- 1 Why planning will make you happier?
- 2 The joy of anticipation
- 3 The three generations of planning approaches.
- 4 First-generation: reminders, to-do list, checklist.
- 5 Second generation: planning and preparation.
- 6 Third generation: planning, prioritization, and control.
- 7 Simple Tiny Shifts as a third-generation tool.
Why planning will make you happier?
Michael Fordyce, a psychologist and a pioneer in the field of measurement and empirical intervention of happiness, has identified 14 reasons that distinguish happy people.
- being oriented in the present;
- be more productive by performing meaningful activities;
- planning and capacity to organize.

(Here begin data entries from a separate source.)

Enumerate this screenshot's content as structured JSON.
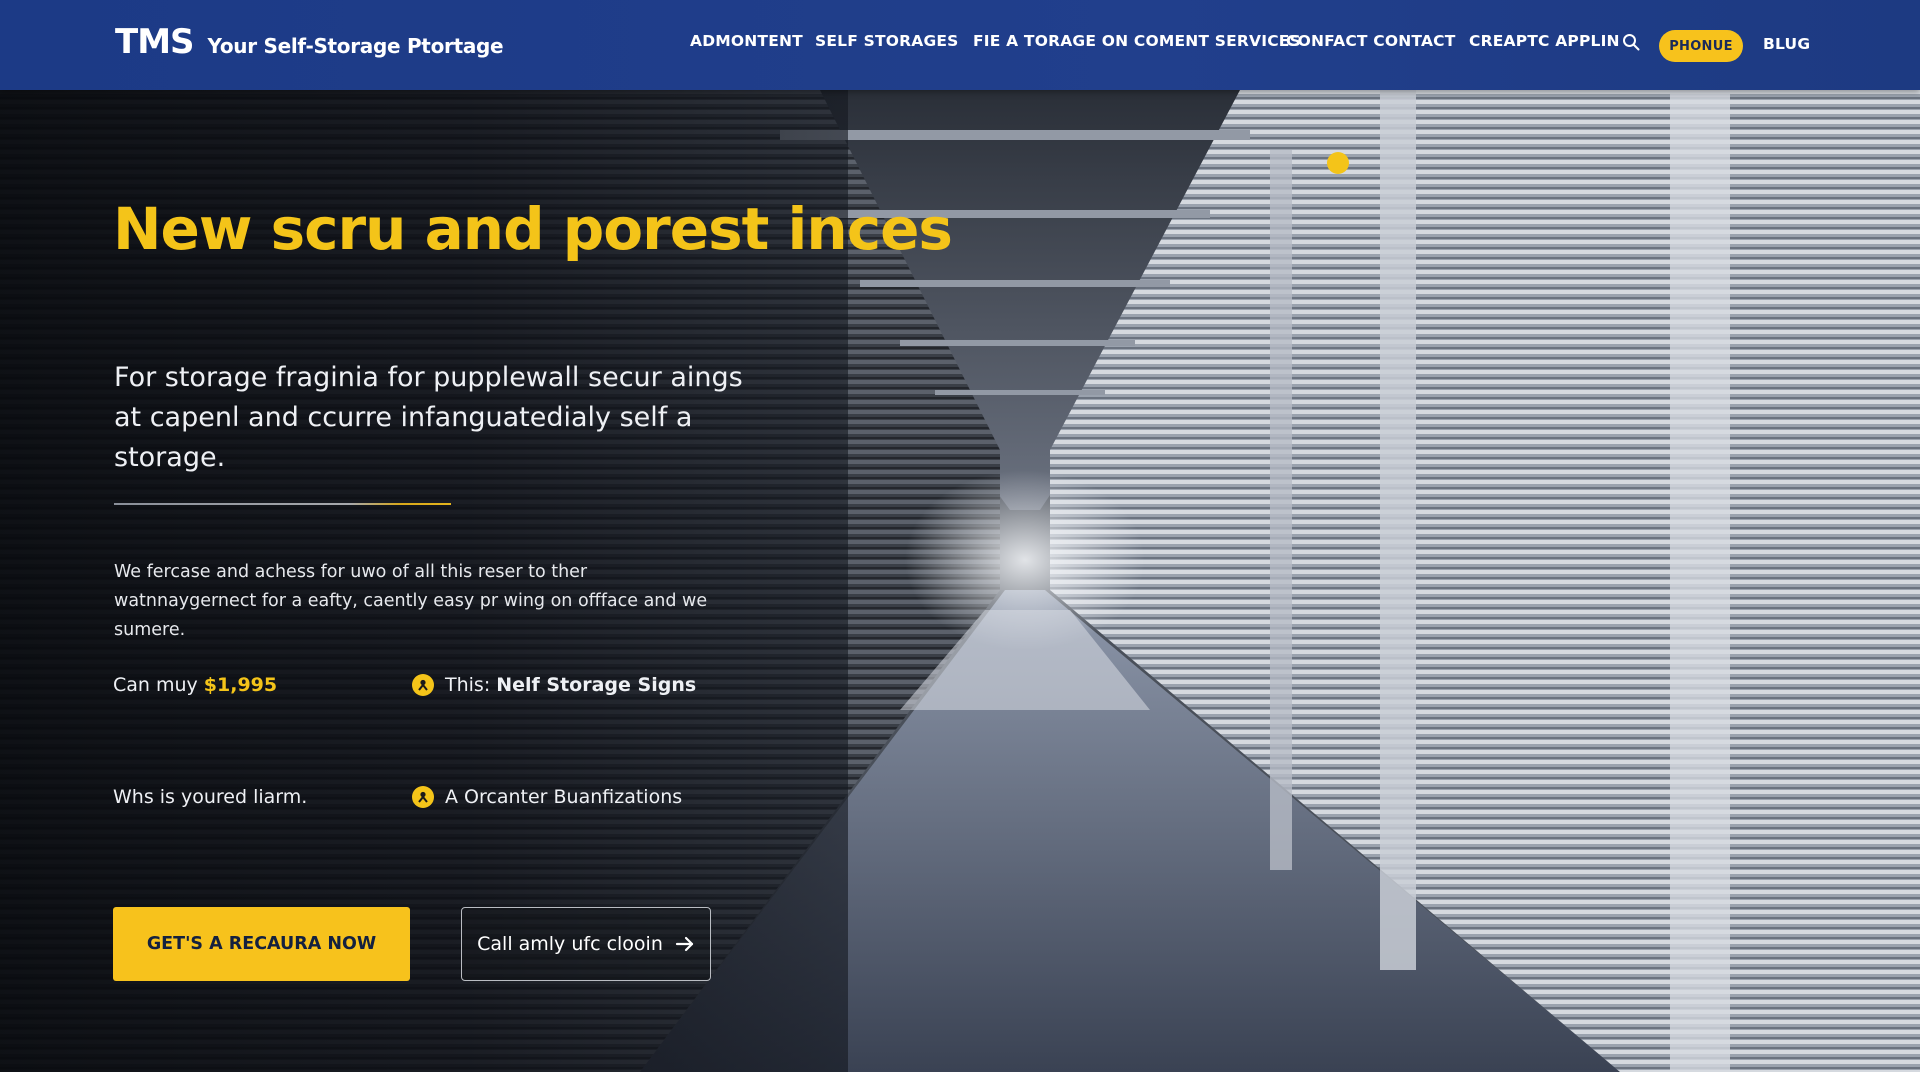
{
  "header": {
    "logo": "TMS",
    "tagline": "Your Self-Storage Ptortage",
    "nav": [
      {
        "label": "ADMONTENT"
      },
      {
        "label": "SELF STORAGES"
      },
      {
        "label": "FIE A TORAGE ON COMENT SERVICES"
      },
      {
        "label": "CONFACT CONTACT"
      },
      {
        "label": "CREAPTC APPLIN"
      }
    ],
    "search_icon": "search-icon",
    "phone_label": "PHONUE",
    "blog_label": "BLUG"
  },
  "hero": {
    "title": "New scru and porest inces",
    "subtitle": "For storage fraginia for pupplewall secur aings at capenl and ccurre infanguatedialy self a storage.",
    "description": "We fercase and achess for uwo of all this reser to ther watnnaygernect for a eafty, caently easy pr wing on offface and we sumere.",
    "features": [
      {
        "prefix": "Can muy",
        "highlight": "$1,995"
      },
      {
        "icon": "badge-icon",
        "prefix": "This:",
        "strong": "Nelf Storage Signs"
      },
      {
        "prefix": "Whs is youred liarm."
      },
      {
        "icon": "badge-icon",
        "prefix": "A Orcanter Buanfizations"
      }
    ],
    "cta_primary": "GET'S A RECAURA NOW",
    "cta_secondary": "Call amly ufc clooin"
  },
  "colors": {
    "header_bg": "#213f8c",
    "accent": "#f4c419",
    "text": "#ffffff"
  }
}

The organization and planning contribute to the satisfaction of the small results achieved daily and to the pleasant awareness of having made the most of one’s time.
The joy of anticipation
As Shawn Achor argues in his book “The Happiness Advantage”, the anticipation of an activity or moment is often more enjoyable than the activity itself.
It has been scientifically proven that even just waiting to have a laugh (for example before going to see a movie or a comedy show) increases the endorphin level by 27% (American Physiological Society). Placing, even if not in the immediate future, a holiday, a dinner or planning hours dedicated to your hobby can relieve stress and give you an injection of happiness.
That’s why planning can make you happy.
The three generations of planning approaches.
In addition to effective time management, planning is a great ally in the clarification of one’s priorities and activities over which we have real control.
Identifying what really matters to us helps in defining medium and long-term goals.
Automatically, as a sort of natural selection, during the planning of the month, week and day we will give priority to all those activities that bring us closer to our goal.
Stephen Covey illustrates three generations of planning approaches in “First Things First”.
Each generation is the evolution of the previous one.
First-generation: reminders, to-do list, checklist.
The first generation is based on the “reminders”, “to do list” and checklist. Anything that is not completed on the same day is automatically added to the to-do list the next day.
In this generation, it is easy to lose sight of what is important and is more inclined to chase urgency.
So you jump from one activity to another without a real logic, arriving in the evening with the feeling of having done a lot, but of not having concluded anything.
It is without a doubt the methodology that hardly allows to reach an objective.
Second generation: planning and preparation.
Those who live in the second generation love agendas and calendars.
It is aimed at achieving objectives, thanks to the identification of deadlines and the scheduling of appointments and activities.
Even if this process is systematic and can be efficient, one becomes a slave to one’s own calendar.
The planned activities lay down the law and everything that interferes (very often, the normal daily vicissitudes) is seen as an impediment and lived with frustration.
This way of working does not facilitate personal satisfaction and makes us blind to a wider picture of all the spheres of our life: work, relationships, well-being, mind and spirit.
Third generation: planning, prioritization, and control.
Who belongs to the third generation keeps the focus on the goal.
Every activity is part of a far-sighted plan aimed at personal fulfillment and greater productivity, very often in all areas of one’s life.
The important things are those that live according to our vision.
Control is a fundamental phase because it allows us to take stock of the situation and reconnect with our goal.
Is the goal always the same? Are we losing sight of some important aspects? Where are we now compared to where we want to be?
Simple Tiny Shifts as a third-generation tool.
Simple Tiny Shifts Planner creates this path.
- Design your Year: identification of the vision and its objective
- Make it Real and Plan my Year: planning
- Review the Target & Monthly Checkpoints: control